Japan said Tuesday its current account surplus more than quadrupled in the six months to September thanks to an improving trade picture and buoyant returns on the country's investments abroad.
The 8.7 trillion yen ($70.7 billion) figure for April-September -- the first half of the fiscal year -- was well up from the 2.0 trillion yen a year earlier, according to official data.
Japanese Prime Minister Shinzo Abe came to power nearly three years ago with a mandate to rejuvenate the world's third-largest economy and end years of deflation-fuelled lethargy.
But his signature "Abenomics" policies centred on aggressive monetary easing, government spending and structural reforms have achieved mixed results so far.
Japan's current account is the broadest measure of its trade with the rest of the world, including both goods and services, tourism and returns on foreign investment.
In September alone, the nation's current account surplus surged by 50.1 percent from a year earlier to 1.5 trillion yen, the 15th consecutive year-on-year gain, the finance ministry said.
The data comes after the ministry said Japan's trade deficit shrank more than 80 percent in September due to a slump in the value of energy imports.
"Returns on Japanese investment overseas are expected to continue growing for now, which have sustained the upward trend of its current account surplus," said Yasunari Ueno, chief market economist at Mizuho Securities.
"Declines in energy prices will also continue contributing to its surplus, but a slowdown in the Chinese and emerging economies will remain as a negative factor," Ueno told AFP.

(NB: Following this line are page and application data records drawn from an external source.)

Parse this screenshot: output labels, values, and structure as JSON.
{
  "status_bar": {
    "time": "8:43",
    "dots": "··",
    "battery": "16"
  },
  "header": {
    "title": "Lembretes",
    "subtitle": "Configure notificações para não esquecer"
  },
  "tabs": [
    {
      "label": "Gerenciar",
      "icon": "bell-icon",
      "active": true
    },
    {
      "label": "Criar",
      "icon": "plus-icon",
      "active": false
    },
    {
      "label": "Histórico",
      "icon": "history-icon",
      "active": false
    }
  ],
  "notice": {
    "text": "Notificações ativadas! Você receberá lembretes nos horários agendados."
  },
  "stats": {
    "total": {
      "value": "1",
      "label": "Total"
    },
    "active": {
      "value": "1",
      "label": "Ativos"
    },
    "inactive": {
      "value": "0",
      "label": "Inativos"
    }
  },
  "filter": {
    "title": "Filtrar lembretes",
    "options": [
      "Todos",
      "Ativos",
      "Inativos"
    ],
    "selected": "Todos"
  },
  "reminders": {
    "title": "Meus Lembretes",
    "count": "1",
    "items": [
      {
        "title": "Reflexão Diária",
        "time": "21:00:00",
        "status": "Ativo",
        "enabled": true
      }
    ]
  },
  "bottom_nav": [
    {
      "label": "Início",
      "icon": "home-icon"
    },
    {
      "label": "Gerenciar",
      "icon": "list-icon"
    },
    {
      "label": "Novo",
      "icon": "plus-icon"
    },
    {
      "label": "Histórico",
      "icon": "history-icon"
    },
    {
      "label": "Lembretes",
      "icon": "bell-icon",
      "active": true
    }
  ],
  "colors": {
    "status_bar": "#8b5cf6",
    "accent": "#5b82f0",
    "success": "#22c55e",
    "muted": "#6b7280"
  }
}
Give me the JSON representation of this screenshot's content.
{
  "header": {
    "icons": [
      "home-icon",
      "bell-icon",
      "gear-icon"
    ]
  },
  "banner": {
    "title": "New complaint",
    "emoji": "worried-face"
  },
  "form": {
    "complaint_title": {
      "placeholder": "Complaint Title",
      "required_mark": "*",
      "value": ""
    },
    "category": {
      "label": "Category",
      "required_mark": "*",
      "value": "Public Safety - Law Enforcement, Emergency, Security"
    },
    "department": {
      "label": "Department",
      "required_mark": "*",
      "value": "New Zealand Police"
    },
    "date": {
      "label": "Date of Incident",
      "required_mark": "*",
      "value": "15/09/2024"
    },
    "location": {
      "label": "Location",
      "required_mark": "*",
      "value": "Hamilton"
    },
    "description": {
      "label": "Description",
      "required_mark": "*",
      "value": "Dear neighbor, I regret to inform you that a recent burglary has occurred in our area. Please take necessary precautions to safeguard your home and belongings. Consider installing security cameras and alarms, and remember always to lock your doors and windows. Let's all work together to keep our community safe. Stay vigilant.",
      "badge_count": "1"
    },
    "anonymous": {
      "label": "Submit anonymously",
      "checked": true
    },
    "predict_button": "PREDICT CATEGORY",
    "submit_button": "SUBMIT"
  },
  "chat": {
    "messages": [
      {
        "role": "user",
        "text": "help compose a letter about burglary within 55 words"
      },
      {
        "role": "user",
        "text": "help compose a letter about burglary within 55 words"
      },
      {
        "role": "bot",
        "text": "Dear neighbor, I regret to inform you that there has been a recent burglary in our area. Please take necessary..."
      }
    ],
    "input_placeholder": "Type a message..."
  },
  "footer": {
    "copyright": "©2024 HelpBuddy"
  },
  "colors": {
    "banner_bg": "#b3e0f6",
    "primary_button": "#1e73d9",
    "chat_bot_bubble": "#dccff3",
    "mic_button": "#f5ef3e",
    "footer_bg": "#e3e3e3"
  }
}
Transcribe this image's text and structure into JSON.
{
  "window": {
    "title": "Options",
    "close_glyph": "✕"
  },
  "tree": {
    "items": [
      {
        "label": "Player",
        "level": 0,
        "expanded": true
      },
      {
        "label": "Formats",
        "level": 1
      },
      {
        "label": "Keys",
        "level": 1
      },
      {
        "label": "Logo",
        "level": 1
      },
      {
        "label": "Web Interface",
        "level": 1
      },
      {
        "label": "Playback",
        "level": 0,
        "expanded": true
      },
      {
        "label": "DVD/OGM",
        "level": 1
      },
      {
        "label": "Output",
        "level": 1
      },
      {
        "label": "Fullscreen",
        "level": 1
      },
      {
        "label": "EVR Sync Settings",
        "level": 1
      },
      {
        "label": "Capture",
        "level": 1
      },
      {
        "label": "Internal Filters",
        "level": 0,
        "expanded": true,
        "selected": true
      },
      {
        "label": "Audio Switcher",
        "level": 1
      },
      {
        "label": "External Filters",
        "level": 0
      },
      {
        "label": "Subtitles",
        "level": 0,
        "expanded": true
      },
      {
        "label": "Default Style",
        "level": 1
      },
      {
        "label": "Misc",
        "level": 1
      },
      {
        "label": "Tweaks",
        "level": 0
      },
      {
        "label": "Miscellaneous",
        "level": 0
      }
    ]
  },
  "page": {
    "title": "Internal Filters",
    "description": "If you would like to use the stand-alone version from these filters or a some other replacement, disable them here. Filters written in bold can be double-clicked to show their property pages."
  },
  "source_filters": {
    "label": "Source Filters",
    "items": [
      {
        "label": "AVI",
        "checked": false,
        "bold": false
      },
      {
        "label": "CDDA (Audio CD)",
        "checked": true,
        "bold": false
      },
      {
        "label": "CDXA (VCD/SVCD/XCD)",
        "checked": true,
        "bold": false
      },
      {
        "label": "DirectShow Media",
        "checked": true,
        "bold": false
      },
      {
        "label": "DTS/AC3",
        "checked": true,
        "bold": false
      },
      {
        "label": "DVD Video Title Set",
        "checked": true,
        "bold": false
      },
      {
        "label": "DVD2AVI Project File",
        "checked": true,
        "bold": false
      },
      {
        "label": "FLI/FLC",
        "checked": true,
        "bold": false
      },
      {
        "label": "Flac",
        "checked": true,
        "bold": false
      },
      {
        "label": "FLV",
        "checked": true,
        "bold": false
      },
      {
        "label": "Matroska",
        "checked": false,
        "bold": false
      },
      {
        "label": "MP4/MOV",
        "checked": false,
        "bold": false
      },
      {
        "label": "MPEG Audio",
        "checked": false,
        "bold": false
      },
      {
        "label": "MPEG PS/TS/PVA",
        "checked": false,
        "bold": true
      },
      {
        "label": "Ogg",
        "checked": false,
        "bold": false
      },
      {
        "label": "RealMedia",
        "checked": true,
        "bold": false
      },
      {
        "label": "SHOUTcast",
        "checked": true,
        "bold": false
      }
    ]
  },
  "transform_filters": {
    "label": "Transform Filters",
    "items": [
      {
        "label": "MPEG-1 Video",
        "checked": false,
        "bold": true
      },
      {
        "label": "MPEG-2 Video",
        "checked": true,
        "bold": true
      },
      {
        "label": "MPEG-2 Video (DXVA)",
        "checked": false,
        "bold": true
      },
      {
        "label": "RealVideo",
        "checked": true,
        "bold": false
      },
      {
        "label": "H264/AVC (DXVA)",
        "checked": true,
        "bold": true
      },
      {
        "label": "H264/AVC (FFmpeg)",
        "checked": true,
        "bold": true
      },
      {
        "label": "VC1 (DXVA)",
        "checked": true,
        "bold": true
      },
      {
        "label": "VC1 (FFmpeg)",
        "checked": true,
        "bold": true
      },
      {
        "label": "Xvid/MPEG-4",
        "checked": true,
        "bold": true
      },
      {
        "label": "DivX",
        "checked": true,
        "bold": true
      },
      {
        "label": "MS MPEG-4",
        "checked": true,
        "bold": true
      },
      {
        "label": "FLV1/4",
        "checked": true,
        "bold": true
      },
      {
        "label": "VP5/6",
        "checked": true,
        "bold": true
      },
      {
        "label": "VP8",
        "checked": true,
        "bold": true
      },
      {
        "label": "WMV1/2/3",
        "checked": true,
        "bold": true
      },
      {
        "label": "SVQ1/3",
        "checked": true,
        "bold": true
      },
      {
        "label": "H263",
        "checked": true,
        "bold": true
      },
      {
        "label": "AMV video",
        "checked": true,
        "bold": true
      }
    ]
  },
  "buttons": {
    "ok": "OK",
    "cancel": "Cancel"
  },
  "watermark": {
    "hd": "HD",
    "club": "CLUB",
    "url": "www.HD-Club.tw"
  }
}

Japan's trade balance had been wallowing in the red owing to its heavy dependence on importing fossil fuels to generate electricity after it shut its stable of nuclear reactors in response to the 2011 tsunami-sparked Fukushima atomic accident.